Peers in the Crisis System – Knox County Mid Coast Mental Health developed a pilot focused on embedding a peer specialist with their Mobile Crisis team. A goal is to shift thinking from a 100% clinical approach and offer different methods to help individuals in crisis.
Under the pilot, they are presently: Developing a screening tool for finding and recruiting peers Conducting a needs assessment to determine the best fit and use for peers in the crisis system. Investigating the development of a Peer Development Intern Program, which could serve as a model or resource statewide.
Other Venues for Peer Support The team would create a plan defining the mechanisms to disseminate information to Emergency Departments, clinics, social service organizations, churches, etc. Discussion and planning is underway to create a regularly scheduled peer specialist visit to the jail. In addition, an on-call approach has been discussed and could be implemented to deal with emergent issues.

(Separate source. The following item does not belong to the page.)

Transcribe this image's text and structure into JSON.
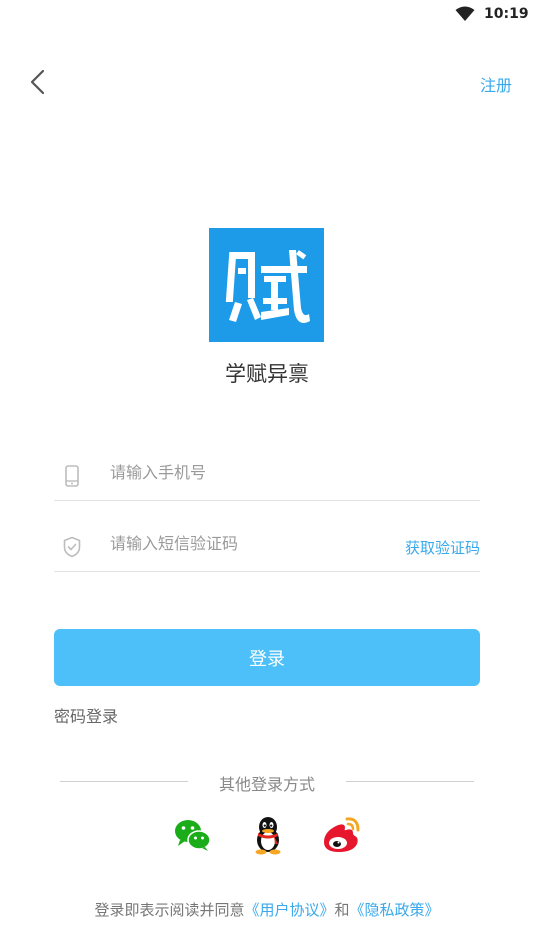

John T. Gorman Foundation Grant 4. Delivery of information, resources, and mental health services in a non-traditional setting. There are people left out of mental health service delivery system for many reasons: Lack of knowledge of services No, or limited, insurance coverage No transportation Negative experiences with the system A program was developed to take services to those individuals in a setting that was familiar and comfortable to them.
A partnership was formed with Mid Coast Hunger Prevention Program (food pantry), Tedford Housing (homeless shelter), and Oasis Health Network (free clinic for physical and behavioral health). MCHPP donated space in their facility; many of their clients also use services provided by Tedford and Oasis. Under this grant and other grant funding, Sweetser provided a therapist and case manager for monthly visits to the site. The sessions included intake assessments and case management services for the work that followed the intake. DHHS provided an Intensive Case Manager to assist clients with State-provided services, including applications to MaineCare. A key element of this part of the project was to reach people who were not availing themselves of available services, and that has been successful.
Community Awareness/Stigma Reduction in Knox County The key element of this part of the project is to create a program of awareness to identify, engage, recruit, and support individuals who are dealing with mental health issues. Awareness is a key part of recovery, including involvement and engagement. A sub-group of this team has been formed to address this issue. They will connect with social service agencies and organizations that have conducted successful awareness/education campaigns.
The focus now is to continue the pilot project at Mid Coast Mental Health Center to develop Peer Support programs and practices. A Sustainability Committee was formed: An active collaboration between Pen Bay Health, Mid-Coast Mental Health and Penquis was formed to apply for grant and foundation monies. At this point we have applied to Health Resources and Service Administration (HRSA) for a 3 year grant to fund 5 positions for peer specialists and to expand this program We have applied to the Bingham Foundation for some bridge funding to continue our peer support position until we hear about the HRSA Grant
We are continuing to identify additional funding opportunities This approach and lessons learned will be incorporated into our Knox County planning grant for a Federally Qualified Health Center- which will integrate general, mental and dental health practices In the long-term, these initiatives must be aligned with and be supported by State goals to make Peer Support Services a more accepted and available care option. Reimbursement for service is key.